How many people constitute a crowd and what do they do? Quantitative analyses of revisions in the English and German wiktionary editions
Wiktionary is increasingly gaining influence in a wide variety of linguistic fields such as NLP and lexicography, and has great potential to become a serious competitor for publisher-based and academic dictionaries. However, little is known about the "crowd" that is responsible for the content of Wiktionary. In this article, we want to shed some light on selected questions con-cerning large-scale cooperative work in online dictionaries. To this end, we use quantitative analy-ses of the complete edit history files of the English and German Wiktionary language editions. Concerning the distribution of revisions over users, we show that — compared to the overall user base — only very few authors are responsible for the vast majority of revisions in the two Wiktion-ary editions. In the next step, we compare this distribution to the distribution of revisions over all the articles. The articles are subsequently analysed in terms of rigour and diversity, typical revision patterns through time, and novelty (the time since the last revision). We close with an examination of the relationship between corpus frequencies of headwords in articles, the number of article vis-its, and the number of revisions made to articles.

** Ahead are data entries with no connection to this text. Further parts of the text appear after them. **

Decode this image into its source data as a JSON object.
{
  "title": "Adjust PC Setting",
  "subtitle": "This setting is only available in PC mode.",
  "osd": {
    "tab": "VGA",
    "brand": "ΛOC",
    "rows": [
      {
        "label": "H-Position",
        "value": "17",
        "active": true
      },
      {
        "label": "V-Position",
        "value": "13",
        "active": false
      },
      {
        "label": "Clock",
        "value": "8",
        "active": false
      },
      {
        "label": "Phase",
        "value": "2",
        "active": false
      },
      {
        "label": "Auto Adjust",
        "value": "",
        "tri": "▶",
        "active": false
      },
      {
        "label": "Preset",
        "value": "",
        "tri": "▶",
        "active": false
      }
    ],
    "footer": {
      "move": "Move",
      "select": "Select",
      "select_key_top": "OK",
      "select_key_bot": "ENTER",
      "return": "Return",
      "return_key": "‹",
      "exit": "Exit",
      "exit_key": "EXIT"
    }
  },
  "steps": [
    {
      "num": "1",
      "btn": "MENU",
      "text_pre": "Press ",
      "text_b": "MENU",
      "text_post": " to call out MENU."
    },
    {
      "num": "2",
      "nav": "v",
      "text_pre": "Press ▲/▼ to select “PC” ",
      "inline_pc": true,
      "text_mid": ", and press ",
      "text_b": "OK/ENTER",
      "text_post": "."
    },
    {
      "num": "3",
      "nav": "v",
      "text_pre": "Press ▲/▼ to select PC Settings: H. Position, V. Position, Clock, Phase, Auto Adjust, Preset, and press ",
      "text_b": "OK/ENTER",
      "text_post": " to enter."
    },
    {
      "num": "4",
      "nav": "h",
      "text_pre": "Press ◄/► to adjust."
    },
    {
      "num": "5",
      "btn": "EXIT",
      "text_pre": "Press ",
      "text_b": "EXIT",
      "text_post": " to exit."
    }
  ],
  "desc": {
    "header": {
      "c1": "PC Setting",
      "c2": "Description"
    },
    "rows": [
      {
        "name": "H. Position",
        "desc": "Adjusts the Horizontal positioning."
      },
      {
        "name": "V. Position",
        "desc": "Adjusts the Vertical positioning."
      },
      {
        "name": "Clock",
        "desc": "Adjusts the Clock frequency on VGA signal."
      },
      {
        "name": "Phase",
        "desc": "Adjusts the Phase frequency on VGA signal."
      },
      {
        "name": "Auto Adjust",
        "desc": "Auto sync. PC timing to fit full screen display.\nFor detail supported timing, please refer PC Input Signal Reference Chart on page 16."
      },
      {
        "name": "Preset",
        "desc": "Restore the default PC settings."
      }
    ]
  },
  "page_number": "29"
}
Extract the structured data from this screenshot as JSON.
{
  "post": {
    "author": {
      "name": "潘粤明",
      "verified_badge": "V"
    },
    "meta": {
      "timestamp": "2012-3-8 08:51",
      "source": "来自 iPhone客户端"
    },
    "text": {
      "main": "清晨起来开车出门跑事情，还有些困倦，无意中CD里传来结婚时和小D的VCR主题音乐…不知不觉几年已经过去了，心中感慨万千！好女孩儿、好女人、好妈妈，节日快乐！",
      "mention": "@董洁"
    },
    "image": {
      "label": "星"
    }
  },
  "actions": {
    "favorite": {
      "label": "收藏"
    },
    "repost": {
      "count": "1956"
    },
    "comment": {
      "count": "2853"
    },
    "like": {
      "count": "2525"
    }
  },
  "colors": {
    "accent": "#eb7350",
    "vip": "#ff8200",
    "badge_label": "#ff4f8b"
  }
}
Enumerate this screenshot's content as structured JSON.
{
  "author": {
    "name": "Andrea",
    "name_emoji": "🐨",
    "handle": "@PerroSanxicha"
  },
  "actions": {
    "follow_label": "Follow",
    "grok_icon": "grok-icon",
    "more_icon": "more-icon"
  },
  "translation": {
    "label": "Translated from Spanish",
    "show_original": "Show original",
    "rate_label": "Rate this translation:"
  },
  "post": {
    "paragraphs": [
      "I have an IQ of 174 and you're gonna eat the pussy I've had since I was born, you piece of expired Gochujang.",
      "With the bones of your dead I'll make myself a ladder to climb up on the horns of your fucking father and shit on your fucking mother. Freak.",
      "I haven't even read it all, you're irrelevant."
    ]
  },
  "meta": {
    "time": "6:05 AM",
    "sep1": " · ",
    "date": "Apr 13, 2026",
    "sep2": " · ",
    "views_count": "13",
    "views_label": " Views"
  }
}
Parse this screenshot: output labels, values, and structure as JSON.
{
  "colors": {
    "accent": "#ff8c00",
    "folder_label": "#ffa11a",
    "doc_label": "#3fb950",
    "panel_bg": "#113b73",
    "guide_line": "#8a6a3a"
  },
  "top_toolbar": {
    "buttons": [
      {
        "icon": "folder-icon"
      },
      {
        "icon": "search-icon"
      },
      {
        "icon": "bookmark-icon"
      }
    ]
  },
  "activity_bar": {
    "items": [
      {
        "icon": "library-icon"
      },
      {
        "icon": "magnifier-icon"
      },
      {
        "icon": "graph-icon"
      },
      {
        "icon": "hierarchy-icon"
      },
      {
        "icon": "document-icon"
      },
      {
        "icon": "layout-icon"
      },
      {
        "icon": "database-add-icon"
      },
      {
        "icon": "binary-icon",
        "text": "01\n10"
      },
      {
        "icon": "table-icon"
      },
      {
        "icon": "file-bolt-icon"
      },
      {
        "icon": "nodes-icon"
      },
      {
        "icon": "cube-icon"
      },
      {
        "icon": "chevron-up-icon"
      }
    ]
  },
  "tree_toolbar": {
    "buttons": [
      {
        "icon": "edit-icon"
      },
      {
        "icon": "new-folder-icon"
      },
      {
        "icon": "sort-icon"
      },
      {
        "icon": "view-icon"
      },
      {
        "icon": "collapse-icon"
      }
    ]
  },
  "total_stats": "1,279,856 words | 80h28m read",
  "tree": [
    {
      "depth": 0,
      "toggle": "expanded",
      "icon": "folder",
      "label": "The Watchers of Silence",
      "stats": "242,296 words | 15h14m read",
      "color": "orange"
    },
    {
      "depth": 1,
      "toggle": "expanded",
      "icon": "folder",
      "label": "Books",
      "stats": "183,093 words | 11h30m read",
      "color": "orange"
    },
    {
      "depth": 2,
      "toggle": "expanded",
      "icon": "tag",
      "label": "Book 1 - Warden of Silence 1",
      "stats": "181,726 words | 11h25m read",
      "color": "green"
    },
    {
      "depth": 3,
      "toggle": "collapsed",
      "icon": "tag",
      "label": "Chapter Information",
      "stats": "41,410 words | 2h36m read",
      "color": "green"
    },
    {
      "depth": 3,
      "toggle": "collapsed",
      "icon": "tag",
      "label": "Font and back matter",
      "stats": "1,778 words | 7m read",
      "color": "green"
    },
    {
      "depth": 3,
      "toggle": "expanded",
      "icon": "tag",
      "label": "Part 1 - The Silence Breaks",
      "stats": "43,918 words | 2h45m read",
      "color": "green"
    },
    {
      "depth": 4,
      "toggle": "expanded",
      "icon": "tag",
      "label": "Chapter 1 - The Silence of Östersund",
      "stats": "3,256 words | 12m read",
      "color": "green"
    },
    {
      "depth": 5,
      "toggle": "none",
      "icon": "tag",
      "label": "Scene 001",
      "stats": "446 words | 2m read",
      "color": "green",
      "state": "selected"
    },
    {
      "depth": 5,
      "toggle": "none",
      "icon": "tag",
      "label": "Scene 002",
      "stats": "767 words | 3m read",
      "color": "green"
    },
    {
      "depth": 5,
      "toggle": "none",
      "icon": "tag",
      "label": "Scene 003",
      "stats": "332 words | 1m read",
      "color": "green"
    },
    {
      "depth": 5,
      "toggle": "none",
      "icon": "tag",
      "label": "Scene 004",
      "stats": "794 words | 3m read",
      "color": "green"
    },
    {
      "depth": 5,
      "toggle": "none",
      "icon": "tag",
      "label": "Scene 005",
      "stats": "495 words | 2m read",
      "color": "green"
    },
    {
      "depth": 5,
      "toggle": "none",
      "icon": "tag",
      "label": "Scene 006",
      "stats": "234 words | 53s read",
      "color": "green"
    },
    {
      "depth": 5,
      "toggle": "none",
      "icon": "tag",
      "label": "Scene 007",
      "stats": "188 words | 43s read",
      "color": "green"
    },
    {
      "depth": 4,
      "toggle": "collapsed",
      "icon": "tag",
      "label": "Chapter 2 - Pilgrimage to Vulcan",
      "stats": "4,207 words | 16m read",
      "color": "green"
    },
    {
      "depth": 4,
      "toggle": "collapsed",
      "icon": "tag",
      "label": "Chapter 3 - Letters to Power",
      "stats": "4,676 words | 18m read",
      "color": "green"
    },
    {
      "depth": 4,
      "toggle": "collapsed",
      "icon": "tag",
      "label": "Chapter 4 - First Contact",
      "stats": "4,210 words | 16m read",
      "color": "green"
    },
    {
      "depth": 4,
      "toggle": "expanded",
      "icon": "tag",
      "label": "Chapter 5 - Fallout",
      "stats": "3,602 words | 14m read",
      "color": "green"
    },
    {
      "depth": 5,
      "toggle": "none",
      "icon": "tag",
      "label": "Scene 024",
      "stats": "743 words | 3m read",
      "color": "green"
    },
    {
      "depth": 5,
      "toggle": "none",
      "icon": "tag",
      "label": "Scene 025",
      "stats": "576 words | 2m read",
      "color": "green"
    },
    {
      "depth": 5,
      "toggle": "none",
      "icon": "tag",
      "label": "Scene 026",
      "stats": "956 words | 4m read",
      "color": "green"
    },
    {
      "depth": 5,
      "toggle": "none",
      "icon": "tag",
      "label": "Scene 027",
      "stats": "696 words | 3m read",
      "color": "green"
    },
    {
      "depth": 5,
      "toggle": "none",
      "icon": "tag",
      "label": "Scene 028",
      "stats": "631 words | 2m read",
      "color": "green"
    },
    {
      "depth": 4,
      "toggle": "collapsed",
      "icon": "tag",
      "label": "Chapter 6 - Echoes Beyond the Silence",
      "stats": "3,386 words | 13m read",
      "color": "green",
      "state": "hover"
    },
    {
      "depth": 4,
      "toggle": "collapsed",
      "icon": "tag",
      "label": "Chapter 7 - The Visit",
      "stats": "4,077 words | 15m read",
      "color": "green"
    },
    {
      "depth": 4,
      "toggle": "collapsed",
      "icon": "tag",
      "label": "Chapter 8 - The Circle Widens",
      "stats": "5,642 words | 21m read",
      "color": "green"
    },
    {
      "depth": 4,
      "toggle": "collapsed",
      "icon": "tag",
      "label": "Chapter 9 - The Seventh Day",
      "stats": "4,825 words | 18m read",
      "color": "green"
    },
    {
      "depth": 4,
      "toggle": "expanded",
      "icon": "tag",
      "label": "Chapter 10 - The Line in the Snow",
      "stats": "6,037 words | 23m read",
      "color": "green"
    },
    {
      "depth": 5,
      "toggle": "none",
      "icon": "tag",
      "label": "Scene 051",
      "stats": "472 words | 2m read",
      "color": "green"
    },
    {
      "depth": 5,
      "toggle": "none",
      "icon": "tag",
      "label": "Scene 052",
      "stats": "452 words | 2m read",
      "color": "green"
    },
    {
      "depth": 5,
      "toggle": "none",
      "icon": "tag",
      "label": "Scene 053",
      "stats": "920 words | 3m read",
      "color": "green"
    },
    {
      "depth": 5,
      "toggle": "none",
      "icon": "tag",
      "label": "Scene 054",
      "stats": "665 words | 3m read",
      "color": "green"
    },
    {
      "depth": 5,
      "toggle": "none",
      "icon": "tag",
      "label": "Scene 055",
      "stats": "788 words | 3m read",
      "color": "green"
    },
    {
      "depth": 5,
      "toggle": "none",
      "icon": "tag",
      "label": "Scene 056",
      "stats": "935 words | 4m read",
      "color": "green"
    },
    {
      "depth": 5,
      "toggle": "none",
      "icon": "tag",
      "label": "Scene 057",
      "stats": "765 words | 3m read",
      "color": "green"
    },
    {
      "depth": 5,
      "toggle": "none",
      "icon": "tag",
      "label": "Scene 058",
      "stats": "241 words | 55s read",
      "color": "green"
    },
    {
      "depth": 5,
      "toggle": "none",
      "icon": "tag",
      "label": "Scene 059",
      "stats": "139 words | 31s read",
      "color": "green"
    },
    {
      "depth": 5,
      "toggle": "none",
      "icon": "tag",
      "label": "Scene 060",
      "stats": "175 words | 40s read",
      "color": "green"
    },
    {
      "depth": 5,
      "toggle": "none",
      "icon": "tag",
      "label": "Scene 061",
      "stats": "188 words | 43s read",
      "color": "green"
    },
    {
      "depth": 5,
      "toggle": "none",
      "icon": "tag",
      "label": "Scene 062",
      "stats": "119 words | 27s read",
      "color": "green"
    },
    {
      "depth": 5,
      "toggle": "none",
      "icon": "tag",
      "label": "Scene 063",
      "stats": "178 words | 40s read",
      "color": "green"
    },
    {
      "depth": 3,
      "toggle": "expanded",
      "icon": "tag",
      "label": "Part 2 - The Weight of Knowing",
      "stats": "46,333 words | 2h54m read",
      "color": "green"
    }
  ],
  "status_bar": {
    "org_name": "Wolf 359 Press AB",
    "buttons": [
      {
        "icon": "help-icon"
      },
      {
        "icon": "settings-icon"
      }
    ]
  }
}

Keywords: User-Generated Content, Online Dictionary, Wiktionary, Revision, Edit, Frequency, Collaboration, Wisdom of The Crowd